June 2021—As stated in our previous articles, the roles on the left side are roles that do not have any requirements listed for qualifications (e.g. competent, certified, or qualified). The roles on the right side, however, do have prescribed qualifications and responsibilities.
The role of Lift Director
has become a critical role to identify on the jobsite. Lift Directors are assigned by the Site Supervisor (see previous article for responsibilities of Site Supervisors). This means that if there is confusion related to who is performing the role of Lift Director, the Site Supervisor is usually cited. We have also found that enforcement actions often begin with asking the rigger and signal person to identify the Lift Director.
As ASME was the creator, the role of Lift Director applies to all industries. However, despite the requirements being published in 2007, many organizations that use cranes are unfamiliar with the term or the allocation of responsibilities.

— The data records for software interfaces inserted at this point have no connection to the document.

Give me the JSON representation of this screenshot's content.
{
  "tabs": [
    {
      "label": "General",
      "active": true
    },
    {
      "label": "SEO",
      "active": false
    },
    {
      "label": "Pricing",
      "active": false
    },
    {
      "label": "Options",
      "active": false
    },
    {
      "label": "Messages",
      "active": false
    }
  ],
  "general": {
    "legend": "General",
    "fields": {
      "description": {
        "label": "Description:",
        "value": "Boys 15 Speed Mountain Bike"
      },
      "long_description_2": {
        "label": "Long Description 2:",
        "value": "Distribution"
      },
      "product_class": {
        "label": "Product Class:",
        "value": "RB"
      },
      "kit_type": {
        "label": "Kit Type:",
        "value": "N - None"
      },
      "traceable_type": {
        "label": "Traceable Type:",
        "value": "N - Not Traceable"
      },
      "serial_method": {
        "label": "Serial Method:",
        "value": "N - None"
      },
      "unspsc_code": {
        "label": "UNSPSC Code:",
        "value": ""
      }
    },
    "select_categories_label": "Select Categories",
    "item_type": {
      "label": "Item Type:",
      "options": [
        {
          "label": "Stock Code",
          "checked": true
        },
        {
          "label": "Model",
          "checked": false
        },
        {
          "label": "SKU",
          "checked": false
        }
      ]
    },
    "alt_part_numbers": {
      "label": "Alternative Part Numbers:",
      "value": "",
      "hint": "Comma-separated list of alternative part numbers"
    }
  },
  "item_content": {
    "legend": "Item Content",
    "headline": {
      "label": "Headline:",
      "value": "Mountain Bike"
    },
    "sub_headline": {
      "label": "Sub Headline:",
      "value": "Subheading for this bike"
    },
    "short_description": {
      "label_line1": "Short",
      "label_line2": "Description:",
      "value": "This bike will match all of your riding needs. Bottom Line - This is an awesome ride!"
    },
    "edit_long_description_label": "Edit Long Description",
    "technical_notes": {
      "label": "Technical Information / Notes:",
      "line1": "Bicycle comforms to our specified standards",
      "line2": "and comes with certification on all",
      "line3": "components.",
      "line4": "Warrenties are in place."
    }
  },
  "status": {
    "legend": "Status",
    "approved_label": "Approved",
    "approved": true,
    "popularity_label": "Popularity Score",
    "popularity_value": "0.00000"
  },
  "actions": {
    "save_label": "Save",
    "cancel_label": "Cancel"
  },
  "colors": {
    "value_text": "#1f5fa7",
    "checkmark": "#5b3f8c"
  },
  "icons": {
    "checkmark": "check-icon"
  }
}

In response, in OSHA’s compliance directive of 2014, the term “Lift Director” is used 41 times. OSHA has also cited companies for failure to “designate a competent lift director” as early as 2013. Today, more and more organizations are identifying the Lift Director by means of a uniquely colored vest or hardhat as well as requiring pre-lift meeting logs that identify the person who is filling the role of Lift Director.

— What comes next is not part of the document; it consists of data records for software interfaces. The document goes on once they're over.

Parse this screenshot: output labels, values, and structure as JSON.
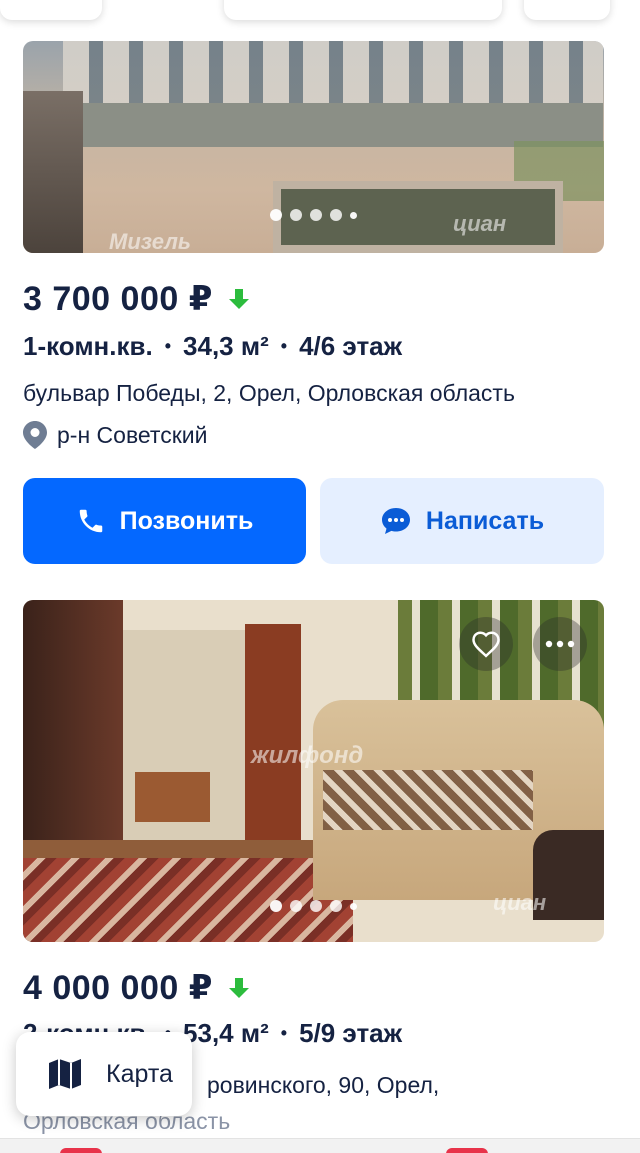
{
  "listings": [
    {
      "photo": {
        "watermark": "Мизель",
        "watermark2": "циан",
        "dots_total": 5,
        "dots_active": 1
      },
      "price": "3 700 000 ₽",
      "price_trend_icon": "arrow-down-icon",
      "rooms": "1-комн.кв.",
      "area": "34,3 м²",
      "floor": "4/6 этаж",
      "address": "бульвар Победы, 2, Орел, Орловская область",
      "district": "р-н Советский",
      "call_label": "Позвонить",
      "message_label": "Написать"
    },
    {
      "photo": {
        "watermark": "жилфонд",
        "watermark2": "циан",
        "dots_total": 5,
        "dots_active": 1
      },
      "price": "4 000 000 ₽",
      "price_trend_icon": "arrow-down-icon",
      "rooms": "2-комн.кв.",
      "area": "53,4 м²",
      "floor": "5/9 этаж",
      "address_visible": "ровинского, 90, Орел,",
      "address_line2": "Орловская область"
    }
  ],
  "map_button": {
    "label": "Карта",
    "icon": "map-icon"
  },
  "colors": {
    "primary": "#0468ff",
    "primary_light": "#e5efff",
    "text": "#152242",
    "trend_down": "#2cbc3d"
  }
}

Under ASME, the Lift Director is required to be a qualified individual. Qualified “means a person who, by possession of a recognized degree, certificate, or professional standing, or who by extensive knowledge, training and experience, successfully demonstrated the ability to solve/resolve problems relating to the subject matter, the work, or the project.” Therein lies the issue. Site supervisors must have some means by which to show that the Lift Director successfully demonstrated the ability to solve or resolve Lift Director problems.
The areas of Lift Director responsibilities help define the content of what the Lift Director should know. They include:
- Being present at the jobsite during lifting operations.
- Ensuring the area needed for crane operations has been prepared before operations commence.
- Ensuring personnel involved understand their responsibilities, assigned duties, and associated hazards.
- Addressing safety concerns and being responsible if they overrule concerns and direct operations to continue.
- Appointing the signal person(s) and ensuring they are qualified.
- Ensuring compliance when working near power lines or lifting personnel.
- Ensuring the load rigging is performed by a competent rigger.
- Ensuring precautions are implemented in special lifting operations.
Today, more and more organizations are identifying the Lift Director by means of a uniquely colored vest or hardhat as well as requiring pre-lift meeting logs that identify the person who is filling the role of Lift Director.
There are two areas that we should dive a little deeper into as they tend to contain the most questions.
First, the Lift Director does not have to watch every single lift. ASME changed the language in 2018 to remove the requirement that the Lift Director needed to ensure that the load was balanced. This responsibility was moved to the Rigger. Lift Directors can assign rigging of the load and load parameters to a crew and be alerted should the parameters change. However, on any critical lift, the qualified Lift Director should play more of a visible role.
Often the question comes up, “Isn’t the operator the Lift Director?” The short answer is “no.” The Lift Director has the responsibility to address the safety concerns and they are responsible if they overrule the concerns and direct operations to continue. This paramount duty and responsibility rests with the person who the Site Supervisor identified and qualified to direct the crews—the Lift Director.
Lift Directors do not have to be experts on the crane at the site (they rely on the Crane Operator for crane and load chart information); however, the Lift Director takes all of the factors into account before letting the lift proceed.
There are numerous courses and training classes available for Lift Director. However, training should be validated through certification to ensure its effectiveness. NCCCO is proud to offer the only accredited certification for Lift Director available in the industry. For more information, please go to www.nccco.org/LD.
If you missed the first article in this series, you can catch up here:
By Thom Sicklesteel, CEO of the National Commission for the Certification of Crane Operators (NCCCO), a voting member of ASME B30.5, and an alternate on B30.
View the other articles in this series: